━━ Data shown ━━

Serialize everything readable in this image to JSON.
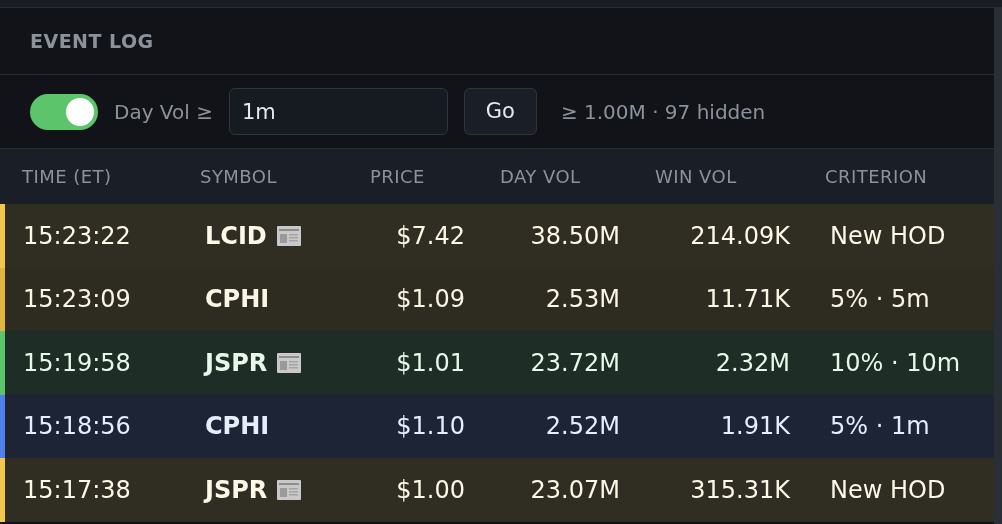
{
  "panel": {
    "title": "EVENT LOG"
  },
  "filter": {
    "on": true,
    "label": "Day Vol ≥",
    "value": "1m",
    "button": "Go",
    "summary": "≥ 1.00M · 97 hidden"
  },
  "table": {
    "columns": [
      "TIME (ET)",
      "SYMBOL",
      "PRICE",
      "DAY VOL",
      "WIN VOL",
      "CRITERION"
    ],
    "rows": [
      {
        "time": "15:23:22",
        "symbol": "LCID",
        "news": true,
        "price": "$7.42",
        "day_vol": "38.50M",
        "win_vol": "214.09K",
        "criterion": "New HOD",
        "color": "#f2c94c"
      },
      {
        "time": "15:23:09",
        "symbol": "CPHI",
        "news": false,
        "price": "$1.09",
        "day_vol": "2.53M",
        "win_vol": "11.71K",
        "criterion": "5% · 5m",
        "color": "#e2b440"
      },
      {
        "time": "15:19:58",
        "symbol": "JSPR",
        "news": true,
        "price": "$1.01",
        "day_vol": "23.72M",
        "win_vol": "2.32M",
        "criterion": "10% · 10m",
        "color": "#5cc46a"
      },
      {
        "time": "15:18:56",
        "symbol": "CPHI",
        "news": false,
        "price": "$1.10",
        "day_vol": "2.52M",
        "win_vol": "1.91K",
        "criterion": "5% · 1m",
        "color": "#4f80ea"
      },
      {
        "time": "15:17:38",
        "symbol": "JSPR",
        "news": true,
        "price": "$1.00",
        "day_vol": "23.07M",
        "win_vol": "315.31K",
        "criterion": "New HOD",
        "color": "#f2c94c"
      }
    ]
  }
}
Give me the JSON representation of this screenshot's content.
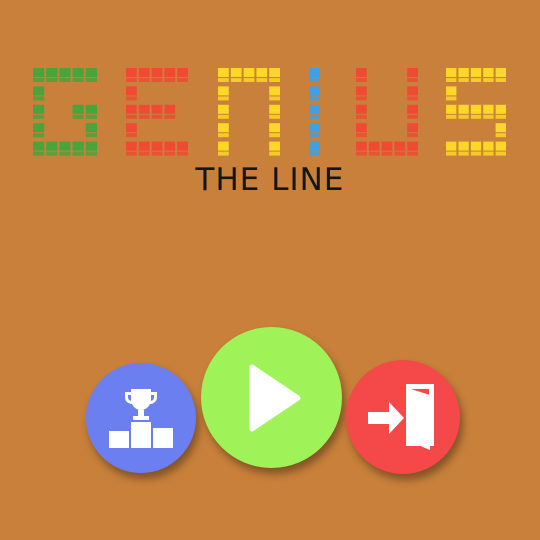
{
  "title": {
    "letters": [
      {
        "char": "G",
        "color": "#49a43b"
      },
      {
        "char": "E",
        "color": "#f04a35"
      },
      {
        "char": "N",
        "color": "#fbd727"
      },
      {
        "char": "I",
        "color": "#3fa0e6"
      },
      {
        "char": "U",
        "color": "#f04a35"
      },
      {
        "char": "S",
        "color": "#fbd727"
      }
    ],
    "subtitle": "THE LINE"
  },
  "buttons": {
    "leaderboard": {
      "icon": "trophy-podium-icon",
      "color": "#6b7ff0"
    },
    "play": {
      "icon": "play-icon",
      "color": "#9ff258"
    },
    "exit": {
      "icon": "exit-door-icon",
      "color": "#f54848"
    }
  },
  "background_color": "#c8803a"
}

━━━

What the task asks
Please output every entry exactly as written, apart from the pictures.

Answer to this exercise
Serialize everything readable in this image to JSON.
{
  "panel": {
    "title": "EVENT LOG"
  },
  "filter": {
    "on": true,
    "label": "Day Vol ≥",
    "value": "1m",
    "button": "Go",
    "summary": "≥ 1.00M · 97 hidden"
  },
  "table": {
    "columns": [
      "TIME (ET)",
      "SYMBOL",
      "PRICE",
      "DAY VOL",
      "WIN VOL",
      "CRITERION"
    ],
    "rows": [
      {
        "time": "15:23:22",
        "symbol": "LCID",
        "news": true,
        "price": "$7.42",
        "day_vol": "38.50M",
        "win_vol": "214.09K",
        "criterion": "New HOD",
        "color": "#f2c94c"
      },
      {
        "time": "15:23:09",
        "symbol": "CPHI",
        "news": false,
        "price": "$1.09",
        "day_vol": "2.53M",
        "win_vol": "11.71K",
        "criterion": "5% · 5m",
        "color": "#e2b440"
      },
      {
        "time": "15:19:58",
        "symbol": "JSPR",
        "news": true,
        "price": "$1.01",
        "day_vol": "23.72M",
        "win_vol": "2.32M",
        "criterion": "10% · 10m",
        "color": "#5cc46a"
      },
      {
        "time": "15:18:56",
        "symbol": "CPHI",
        "news": false,
        "price": "$1.10",
        "day_vol": "2.52M",
        "win_vol": "1.91K",
        "criterion": "5% · 1m",
        "color": "#4f80ea"
      },
      {
        "time": "15:17:38",
        "symbol": "JSPR",
        "news": true,
        "price": "$1.00",
        "day_vol": "23.07M",
        "win_vol": "315.31K",
        "criterion": "New HOD",
        "color": "#f2c94c"
      }
    ]
  }
}
Give me the JSON representation of this screenshot's content.
{
  "title": {
    "letters": [
      {
        "char": "G",
        "color": "#49a43b"
      },
      {
        "char": "E",
        "color": "#f04a35"
      },
      {
        "char": "N",
        "color": "#fbd727"
      },
      {
        "char": "I",
        "color": "#3fa0e6"
      },
      {
        "char": "U",
        "color": "#f04a35"
      },
      {
        "char": "S",
        "color": "#fbd727"
      }
    ],
    "subtitle": "THE LINE"
  },
  "buttons": {
    "leaderboard": {
      "icon": "trophy-podium-icon",
      "color": "#6b7ff0"
    },
    "play": {
      "icon": "play-icon",
      "color": "#9ff258"
    },
    "exit": {
      "icon": "exit-door-icon",
      "color": "#f54848"
    }
  },
  "background_color": "#c8803a"
}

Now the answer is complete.